All of this enables us to grasp the breadth of the Church — the term “catholic” means “universal”— and to appreciate our Latin heritage. This is why Vatican Council II, while permitting the use of vernacular in the sacred liturgy, taught: “The use of the Latin language is to be preserved in the Latin rites” (Sacrosanctum Concilium, No. 36). Furthermore, “Steps should be taken so that the faithful may also be able to say or to sing together in Latin those parts of the Ordinary of the Mass [i.e., those prayers and responses that do not change from Sunday to Sunday] which pertain to them” (Sacrosanctum Concilium, No. 54). Pope Benedict XVI has reiterated this teaching (Sacramentum Caritatis, No. 62).
The notion of Churches sui iuris is essential for understanding the new translation of the Roman Missal; it is the unspoken premise behind the whole project. As the title implies, the Roman Rite of the Latin Church is to worship God by using these prayers for the Missa or Mass. (Actually, only the Roman Rite uses the term “Mass”; the other rites refer to the Eucharist as the “Divine Liturgy.”)
The Roman Rite has both an “Extraordinary” and an “Ordinary” Form. The first refers to the Mass as it was celebrated prior to Vatican Council II (the Missal of Blessed Pope John XXIII ), while the second designates the Eucharistic Celebration as Vatican Council II revised it (the Missal of Pope Paul VI ) (Summorum Pontificum, article 1).
The Church’s current guidelines state that, for the Ordinary Form of Mass, the Latin text “must be translated integrally and in the most exact manner” (Congregation for Divine Worship and Discipline of the Sacraments, Liturgiam Authenticam, No. 20). This applies not only to the words, but also to the unique style, word order, and sentence structure of Latin (Liturgiam Authenticam, No. 57). In short, when the Roman Rite is translated into English — or into any other vernacular language — its “Latiness” should shine through.
According to a famous axiom, “The Church makes the Eucharist, and the Eucharist makes the Church” (Pope John Paul II, Ecclesia de Eucharistia, No. 26), this means that the Church cannot be what she is apart from the Eucharist. Brought into existence by the Death and Resurrection of the Lord, she celebrates this Sacrifice “until he comes” (1 Cor 11:26). Thus the Eucharist is the fullest expression of the Church. In the words of Vatican Council II, the Eucharist is the “source and summit of the Christian life” (Lumen Gentium, No. 11).
And so the manner in which the Church celebrates the Eucharist reveals who she is: a universal Church that exists in local communities, particularly the sui iuris Churches. (This is one reason why we name the pope and local bishop in the Eucharistic Prayer in order to express our “communion” or unity amid diversity.) In other words, the worship that we render to God tells us who we are as a Church.

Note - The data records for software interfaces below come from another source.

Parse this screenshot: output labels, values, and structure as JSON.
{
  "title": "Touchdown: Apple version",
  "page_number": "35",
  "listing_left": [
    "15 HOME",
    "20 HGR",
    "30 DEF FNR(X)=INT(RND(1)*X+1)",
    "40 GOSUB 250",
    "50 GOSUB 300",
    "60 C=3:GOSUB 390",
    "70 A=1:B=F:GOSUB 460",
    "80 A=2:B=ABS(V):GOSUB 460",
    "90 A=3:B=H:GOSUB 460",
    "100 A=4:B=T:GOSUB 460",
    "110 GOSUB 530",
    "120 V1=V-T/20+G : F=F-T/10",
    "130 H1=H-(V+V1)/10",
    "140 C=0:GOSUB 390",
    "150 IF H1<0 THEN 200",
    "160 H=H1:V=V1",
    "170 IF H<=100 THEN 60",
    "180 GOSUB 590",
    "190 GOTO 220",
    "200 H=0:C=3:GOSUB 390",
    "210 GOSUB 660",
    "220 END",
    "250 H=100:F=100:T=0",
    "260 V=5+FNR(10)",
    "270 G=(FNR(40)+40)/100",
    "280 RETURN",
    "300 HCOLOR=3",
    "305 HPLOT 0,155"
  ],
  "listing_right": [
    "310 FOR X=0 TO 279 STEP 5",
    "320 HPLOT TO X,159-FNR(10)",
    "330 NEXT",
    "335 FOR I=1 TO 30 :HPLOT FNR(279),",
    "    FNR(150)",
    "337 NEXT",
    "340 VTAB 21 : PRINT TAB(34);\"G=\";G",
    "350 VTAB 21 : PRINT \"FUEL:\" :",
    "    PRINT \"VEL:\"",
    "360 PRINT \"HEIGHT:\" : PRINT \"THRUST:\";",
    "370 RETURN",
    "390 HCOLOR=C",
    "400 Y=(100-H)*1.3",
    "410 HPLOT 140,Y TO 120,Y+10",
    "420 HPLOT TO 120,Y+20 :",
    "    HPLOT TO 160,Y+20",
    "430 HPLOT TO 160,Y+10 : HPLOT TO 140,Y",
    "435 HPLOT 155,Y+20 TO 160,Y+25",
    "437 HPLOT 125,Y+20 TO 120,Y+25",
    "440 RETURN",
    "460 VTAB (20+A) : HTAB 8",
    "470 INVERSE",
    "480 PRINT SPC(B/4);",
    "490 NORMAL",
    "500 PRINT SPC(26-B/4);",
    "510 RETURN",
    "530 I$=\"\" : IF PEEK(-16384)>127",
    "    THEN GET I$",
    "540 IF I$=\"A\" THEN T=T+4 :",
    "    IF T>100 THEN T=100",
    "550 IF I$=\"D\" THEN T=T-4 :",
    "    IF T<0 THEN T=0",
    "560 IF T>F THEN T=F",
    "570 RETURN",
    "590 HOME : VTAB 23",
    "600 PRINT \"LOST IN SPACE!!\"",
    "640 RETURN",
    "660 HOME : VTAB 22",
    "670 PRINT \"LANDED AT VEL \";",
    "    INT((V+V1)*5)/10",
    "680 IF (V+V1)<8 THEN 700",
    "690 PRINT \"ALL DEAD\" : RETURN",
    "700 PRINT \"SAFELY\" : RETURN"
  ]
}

Our Latin heritage, whether in the original language or in vernacular translation, is not so much concerned with preserving an artifact, or even handing down a relic. Rather, it is concerned with safeguarding our identity as a Church. The unique history of the Latin Church is inscribed in the Roman Rite. That history is the story of the ancient faith of Rome coming into contact with various cultures in the West as well as in the East. That narrative continues in our day. Thus, “the Roman Rite is itself a precious example and an instrument of true inculturation” (Liturgiam Authenticam, No. 5).
As we prepare to receive the new Roman Missal, there are several reasons for thanksgiving. In addition to theological precision and elegant English, we will be able to perceive more clearly the richness of our faith — the faith of the Latin Church expressed in the Roman Rite. TP
FATHER MARQUES, a priest of the Richmond Diocese, is pastor of St. Timothy Parish in Tappahannock, Va.